What to do: Output all records precisely as written.

(Supplied entries begins)

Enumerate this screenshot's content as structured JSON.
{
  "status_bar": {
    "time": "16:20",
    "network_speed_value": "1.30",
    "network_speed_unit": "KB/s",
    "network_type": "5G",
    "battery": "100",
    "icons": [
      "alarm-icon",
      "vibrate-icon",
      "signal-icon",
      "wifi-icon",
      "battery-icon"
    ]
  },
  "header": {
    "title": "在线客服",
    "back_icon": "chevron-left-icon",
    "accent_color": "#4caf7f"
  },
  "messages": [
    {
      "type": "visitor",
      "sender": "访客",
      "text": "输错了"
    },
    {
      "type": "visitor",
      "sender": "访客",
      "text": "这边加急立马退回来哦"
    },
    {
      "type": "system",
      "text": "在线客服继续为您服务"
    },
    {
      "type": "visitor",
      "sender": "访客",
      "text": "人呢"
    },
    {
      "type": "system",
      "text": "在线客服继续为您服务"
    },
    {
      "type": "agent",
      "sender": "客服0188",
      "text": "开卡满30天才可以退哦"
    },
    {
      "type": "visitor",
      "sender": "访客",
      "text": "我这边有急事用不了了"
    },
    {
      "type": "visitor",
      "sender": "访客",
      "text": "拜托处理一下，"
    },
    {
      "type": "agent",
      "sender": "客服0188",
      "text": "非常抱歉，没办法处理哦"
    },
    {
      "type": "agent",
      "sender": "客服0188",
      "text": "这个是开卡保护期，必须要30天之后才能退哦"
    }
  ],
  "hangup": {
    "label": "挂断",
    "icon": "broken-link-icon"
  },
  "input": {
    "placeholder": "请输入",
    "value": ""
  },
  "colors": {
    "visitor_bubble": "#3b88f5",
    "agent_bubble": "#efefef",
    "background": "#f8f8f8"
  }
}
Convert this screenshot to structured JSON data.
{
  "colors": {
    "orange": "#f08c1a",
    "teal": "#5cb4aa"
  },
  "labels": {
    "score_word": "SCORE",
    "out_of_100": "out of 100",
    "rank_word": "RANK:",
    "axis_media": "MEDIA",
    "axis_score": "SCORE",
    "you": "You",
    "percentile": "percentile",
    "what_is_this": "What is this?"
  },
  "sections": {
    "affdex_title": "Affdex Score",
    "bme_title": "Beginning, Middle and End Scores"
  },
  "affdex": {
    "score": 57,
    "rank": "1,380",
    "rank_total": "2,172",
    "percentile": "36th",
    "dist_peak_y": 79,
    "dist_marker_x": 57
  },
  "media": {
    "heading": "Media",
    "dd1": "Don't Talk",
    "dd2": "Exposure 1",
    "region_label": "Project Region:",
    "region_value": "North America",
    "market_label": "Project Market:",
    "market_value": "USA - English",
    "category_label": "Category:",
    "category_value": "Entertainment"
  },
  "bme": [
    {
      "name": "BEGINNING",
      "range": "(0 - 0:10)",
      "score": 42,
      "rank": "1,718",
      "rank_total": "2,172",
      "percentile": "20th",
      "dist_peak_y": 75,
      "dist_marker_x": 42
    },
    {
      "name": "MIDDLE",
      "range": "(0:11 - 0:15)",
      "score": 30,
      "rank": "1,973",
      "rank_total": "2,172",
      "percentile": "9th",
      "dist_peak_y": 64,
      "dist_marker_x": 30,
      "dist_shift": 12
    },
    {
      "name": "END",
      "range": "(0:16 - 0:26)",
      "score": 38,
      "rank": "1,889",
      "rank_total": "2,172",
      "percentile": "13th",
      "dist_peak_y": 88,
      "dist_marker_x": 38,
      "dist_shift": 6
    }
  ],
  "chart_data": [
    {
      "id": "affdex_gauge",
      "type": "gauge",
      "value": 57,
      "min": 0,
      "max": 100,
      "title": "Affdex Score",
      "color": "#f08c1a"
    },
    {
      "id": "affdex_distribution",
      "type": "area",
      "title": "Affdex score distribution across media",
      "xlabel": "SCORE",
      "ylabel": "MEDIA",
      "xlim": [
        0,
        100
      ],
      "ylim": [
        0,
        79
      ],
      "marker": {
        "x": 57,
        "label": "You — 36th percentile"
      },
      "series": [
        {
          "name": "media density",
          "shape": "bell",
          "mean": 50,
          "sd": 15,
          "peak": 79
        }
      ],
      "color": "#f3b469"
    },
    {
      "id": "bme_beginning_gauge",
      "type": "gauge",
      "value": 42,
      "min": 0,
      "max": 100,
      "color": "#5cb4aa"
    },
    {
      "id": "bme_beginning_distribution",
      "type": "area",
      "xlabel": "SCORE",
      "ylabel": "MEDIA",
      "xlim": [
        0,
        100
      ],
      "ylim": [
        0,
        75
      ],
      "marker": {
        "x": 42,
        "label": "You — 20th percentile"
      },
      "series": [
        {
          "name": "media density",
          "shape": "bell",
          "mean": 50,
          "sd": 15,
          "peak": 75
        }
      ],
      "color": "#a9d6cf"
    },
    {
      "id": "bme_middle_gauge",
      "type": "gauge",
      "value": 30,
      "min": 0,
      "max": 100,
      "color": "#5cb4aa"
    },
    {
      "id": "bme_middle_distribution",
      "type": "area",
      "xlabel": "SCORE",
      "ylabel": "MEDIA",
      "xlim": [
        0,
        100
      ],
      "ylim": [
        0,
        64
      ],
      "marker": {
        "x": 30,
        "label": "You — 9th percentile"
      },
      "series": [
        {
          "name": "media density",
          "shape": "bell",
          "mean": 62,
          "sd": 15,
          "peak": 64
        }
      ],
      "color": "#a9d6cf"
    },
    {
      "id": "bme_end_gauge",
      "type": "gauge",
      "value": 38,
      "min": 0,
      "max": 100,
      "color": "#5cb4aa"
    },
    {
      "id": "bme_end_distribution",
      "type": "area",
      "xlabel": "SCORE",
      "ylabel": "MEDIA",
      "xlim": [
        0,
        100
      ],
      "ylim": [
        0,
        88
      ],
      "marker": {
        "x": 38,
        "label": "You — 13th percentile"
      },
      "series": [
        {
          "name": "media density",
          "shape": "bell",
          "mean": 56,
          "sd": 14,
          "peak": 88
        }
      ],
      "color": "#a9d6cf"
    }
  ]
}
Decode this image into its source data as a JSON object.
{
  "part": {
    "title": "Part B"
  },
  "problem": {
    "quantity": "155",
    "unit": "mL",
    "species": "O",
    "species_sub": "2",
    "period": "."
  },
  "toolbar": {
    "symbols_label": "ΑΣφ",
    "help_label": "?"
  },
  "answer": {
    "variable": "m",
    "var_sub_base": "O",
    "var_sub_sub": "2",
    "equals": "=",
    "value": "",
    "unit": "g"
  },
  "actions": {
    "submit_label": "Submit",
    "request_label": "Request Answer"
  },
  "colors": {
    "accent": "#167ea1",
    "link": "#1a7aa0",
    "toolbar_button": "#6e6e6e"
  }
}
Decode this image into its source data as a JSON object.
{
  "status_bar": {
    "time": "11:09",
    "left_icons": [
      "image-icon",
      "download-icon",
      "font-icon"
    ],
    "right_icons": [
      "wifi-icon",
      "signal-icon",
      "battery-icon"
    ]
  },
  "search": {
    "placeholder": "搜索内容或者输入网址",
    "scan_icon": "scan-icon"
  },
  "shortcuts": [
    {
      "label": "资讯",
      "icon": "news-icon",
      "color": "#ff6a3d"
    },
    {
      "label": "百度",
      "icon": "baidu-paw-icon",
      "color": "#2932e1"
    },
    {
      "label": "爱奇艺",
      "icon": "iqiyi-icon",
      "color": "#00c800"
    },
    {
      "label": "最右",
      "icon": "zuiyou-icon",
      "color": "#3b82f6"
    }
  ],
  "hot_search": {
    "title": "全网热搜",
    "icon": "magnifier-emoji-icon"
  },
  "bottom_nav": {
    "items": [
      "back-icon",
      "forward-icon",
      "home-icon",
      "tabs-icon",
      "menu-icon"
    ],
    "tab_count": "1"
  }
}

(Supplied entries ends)

Response to the task:
Enumerate this screenshot's content as structured JSON.
{
  "status_bar": {
    "time": "16:20",
    "network_speed_value": "1.30",
    "network_speed_unit": "KB/s",
    "network_type": "5G",
    "battery": "100",
    "icons": [
      "alarm-icon",
      "vibrate-icon",
      "signal-icon",
      "wifi-icon",
      "battery-icon"
    ]
  },
  "header": {
    "title": "在线客服",
    "back_icon": "chevron-left-icon",
    "accent_color": "#4caf7f"
  },
  "messages": [
    {
      "type": "visitor",
      "sender": "访客",
      "text": "输错了"
    },
    {
      "type": "visitor",
      "sender": "访客",
      "text": "这边加急立马退回来哦"
    },
    {
      "type": "system",
      "text": "在线客服继续为您服务"
    },
    {
      "type": "visitor",
      "sender": "访客",
      "text": "人呢"
    },
    {
      "type": "system",
      "text": "在线客服继续为您服务"
    },
    {
      "type": "agent",
      "sender": "客服0188",
      "text": "开卡满30天才可以退哦"
    },
    {
      "type": "visitor",
      "sender": "访客",
      "text": "我这边有急事用不了了"
    },
    {
      "type": "visitor",
      "sender": "访客",
      "text": "拜托处理一下，"
    },
    {
      "type": "agent",
      "sender": "客服0188",
      "text": "非常抱歉，没办法处理哦"
    },
    {
      "type": "agent",
      "sender": "客服0188",
      "text": "这个是开卡保护期，必须要30天之后才能退哦"
    }
  ],
  "hangup": {
    "label": "挂断",
    "icon": "broken-link-icon"
  },
  "input": {
    "placeholder": "请输入",
    "value": ""
  },
  "colors": {
    "visitor_bubble": "#3b88f5",
    "agent_bubble": "#efefef",
    "background": "#f8f8f8"
  }
}
Convert this screenshot to structured JSON data.
{
  "colors": {
    "orange": "#f08c1a",
    "teal": "#5cb4aa"
  },
  "labels": {
    "score_word": "SCORE",
    "out_of_100": "out of 100",
    "rank_word": "RANK:",
    "axis_media": "MEDIA",
    "axis_score": "SCORE",
    "you": "You",
    "percentile": "percentile",
    "what_is_this": "What is this?"
  },
  "sections": {
    "affdex_title": "Affdex Score",
    "bme_title": "Beginning, Middle and End Scores"
  },
  "affdex": {
    "score": 57,
    "rank": "1,380",
    "rank_total": "2,172",
    "percentile": "36th",
    "dist_peak_y": 79,
    "dist_marker_x": 57
  },
  "media": {
    "heading": "Media",
    "dd1": "Don't Talk",
    "dd2": "Exposure 1",
    "region_label": "Project Region:",
    "region_value": "North America",
    "market_label": "Project Market:",
    "market_value": "USA - English",
    "category_label": "Category:",
    "category_value": "Entertainment"
  },
  "bme": [
    {
      "name": "BEGINNING",
      "range": "(0 - 0:10)",
      "score": 42,
      "rank": "1,718",
      "rank_total": "2,172",
      "percentile": "20th",
      "dist_peak_y": 75,
      "dist_marker_x": 42
    },
    {
      "name": "MIDDLE",
      "range": "(0:11 - 0:15)",
      "score": 30,
      "rank": "1,973",
      "rank_total": "2,172",
      "percentile": "9th",
      "dist_peak_y": 64,
      "dist_marker_x": 30,
      "dist_shift": 12
    },
    {
      "name": "END",
      "range": "(0:16 - 0:26)",
      "score": 38,
      "rank": "1,889",
      "rank_total": "2,172",
      "percentile": "13th",
      "dist_peak_y": 88,
      "dist_marker_x": 38,
      "dist_shift": 6
    }
  ],
  "chart_data": [
    {
      "id": "affdex_gauge",
      "type": "gauge",
      "value": 57,
      "min": 0,
      "max": 100,
      "title": "Affdex Score",
      "color": "#f08c1a"
    },
    {
      "id": "affdex_distribution",
      "type": "area",
      "title": "Affdex score distribution across media",
      "xlabel": "SCORE",
      "ylabel": "MEDIA",
      "xlim": [
        0,
        100
      ],
      "ylim": [
        0,
        79
      ],
      "marker": {
        "x": 57,
        "label": "You — 36th percentile"
      },
      "series": [
        {
          "name": "media density",
          "shape": "bell",
          "mean": 50,
          "sd": 15,
          "peak": 79
        }
      ],
      "color": "#f3b469"
    },
    {
      "id": "bme_beginning_gauge",
      "type": "gauge",
      "value": 42,
      "min": 0,
      "max": 100,
      "color": "#5cb4aa"
    },
    {
      "id": "bme_beginning_distribution",
      "type": "area",
      "xlabel": "SCORE",
      "ylabel": "MEDIA",
      "xlim": [
        0,
        100
      ],
      "ylim": [
        0,
        75
      ],
      "marker": {
        "x": 42,
        "label": "You — 20th percentile"
      },
      "series": [
        {
          "name": "media density",
          "shape": "bell",
          "mean": 50,
          "sd": 15,
          "peak": 75
        }
      ],
      "color": "#a9d6cf"
    },
    {
      "id": "bme_middle_gauge",
      "type": "gauge",
      "value": 30,
      "min": 0,
      "max": 100,
      "color": "#5cb4aa"
    },
    {
      "id": "bme_middle_distribution",
      "type": "area",
      "xlabel": "SCORE",
      "ylabel": "MEDIA",
      "xlim": [
        0,
        100
      ],
      "ylim": [
        0,
        64
      ],
      "marker": {
        "x": 30,
        "label": "You — 9th percentile"
      },
      "series": [
        {
          "name": "media density",
          "shape": "bell",
          "mean": 62,
          "sd": 15,
          "peak": 64
        }
      ],
      "color": "#a9d6cf"
    },
    {
      "id": "bme_end_gauge",
      "type": "gauge",
      "value": 38,
      "min": 0,
      "max": 100,
      "color": "#5cb4aa"
    },
    {
      "id": "bme_end_distribution",
      "type": "area",
      "xlabel": "SCORE",
      "ylabel": "MEDIA",
      "xlim": [
        0,
        100
      ],
      "ylim": [
        0,
        88
      ],
      "marker": {
        "x": 38,
        "label": "You — 13th percentile"
      },
      "series": [
        {
          "name": "media density",
          "shape": "bell",
          "mean": 56,
          "sd": 14,
          "peak": 88
        }
      ],
      "color": "#a9d6cf"
    }
  ]
}
Decode this image into its source data as a JSON object.
{
  "part": {
    "title": "Part B"
  },
  "problem": {
    "quantity": "155",
    "unit": "mL",
    "species": "O",
    "species_sub": "2",
    "period": "."
  },
  "toolbar": {
    "symbols_label": "ΑΣφ",
    "help_label": "?"
  },
  "answer": {
    "variable": "m",
    "var_sub_base": "O",
    "var_sub_sub": "2",
    "equals": "=",
    "value": "",
    "unit": "g"
  },
  "actions": {
    "submit_label": "Submit",
    "request_label": "Request Answer"
  },
  "colors": {
    "accent": "#167ea1",
    "link": "#1a7aa0",
    "toolbar_button": "#6e6e6e"
  }
}
Decode this image into its source data as a JSON object.
{
  "status_bar": {
    "time": "11:09",
    "left_icons": [
      "image-icon",
      "download-icon",
      "font-icon"
    ],
    "right_icons": [
      "wifi-icon",
      "signal-icon",
      "battery-icon"
    ]
  },
  "search": {
    "placeholder": "搜索内容或者输入网址",
    "scan_icon": "scan-icon"
  },
  "shortcuts": [
    {
      "label": "资讯",
      "icon": "news-icon",
      "color": "#ff6a3d"
    },
    {
      "label": "百度",
      "icon": "baidu-paw-icon",
      "color": "#2932e1"
    },
    {
      "label": "爱奇艺",
      "icon": "iqiyi-icon",
      "color": "#00c800"
    },
    {
      "label": "最右",
      "icon": "zuiyou-icon",
      "color": "#3b82f6"
    }
  ],
  "hot_search": {
    "title": "全网热搜",
    "icon": "magnifier-emoji-icon"
  },
  "bottom_nav": {
    "items": [
      "back-icon",
      "forward-icon",
      "home-icon",
      "tabs-icon",
      "menu-icon"
    ],
    "tab_count": "1"
  }
}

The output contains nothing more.